* What you are asked to do *
No record may be omitted; give all of them again exactly.

-- Opening Marker --

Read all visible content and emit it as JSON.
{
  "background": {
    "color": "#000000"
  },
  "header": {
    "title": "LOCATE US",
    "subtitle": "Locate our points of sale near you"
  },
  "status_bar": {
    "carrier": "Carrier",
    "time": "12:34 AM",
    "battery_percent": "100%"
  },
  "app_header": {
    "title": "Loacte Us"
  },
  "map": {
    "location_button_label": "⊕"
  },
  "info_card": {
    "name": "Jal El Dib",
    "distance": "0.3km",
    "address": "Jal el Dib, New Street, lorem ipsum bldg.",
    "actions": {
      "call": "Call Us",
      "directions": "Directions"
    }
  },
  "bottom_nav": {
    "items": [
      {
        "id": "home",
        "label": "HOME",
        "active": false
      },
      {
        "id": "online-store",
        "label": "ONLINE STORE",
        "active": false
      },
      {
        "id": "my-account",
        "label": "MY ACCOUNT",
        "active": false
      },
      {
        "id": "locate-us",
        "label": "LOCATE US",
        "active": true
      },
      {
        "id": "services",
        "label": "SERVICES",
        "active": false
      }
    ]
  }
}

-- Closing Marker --

* Response box *
Read all visible content and emit it as JSON.
{
  "background": {
    "color": "#000000"
  },
  "header": {
    "title": "LOCATE US",
    "subtitle": "Locate our points of sale near you"
  },
  "status_bar": {
    "carrier": "Carrier",
    "time": "12:34 AM",
    "battery_percent": "100%"
  },
  "app_header": {
    "title": "Loacte Us"
  },
  "map": {
    "location_button_label": "⊕"
  },
  "info_card": {
    "name": "Jal El Dib",
    "distance": "0.3km",
    "address": "Jal el Dib, New Street, lorem ipsum bldg.",
    "actions": {
      "call": "Call Us",
      "directions": "Directions"
    }
  },
  "bottom_nav": {
    "items": [
      {
        "id": "home",
        "label": "HOME",
        "active": false
      },
      {
        "id": "online-store",
        "label": "ONLINE STORE",
        "active": false
      },
      {
        "id": "my-account",
        "label": "MY ACCOUNT",
        "active": false
      },
      {
        "id": "locate-us",
        "label": "LOCATE US",
        "active": true
      },
      {
        "id": "services",
        "label": "SERVICES",
        "active": false
      }
    ]
  }
}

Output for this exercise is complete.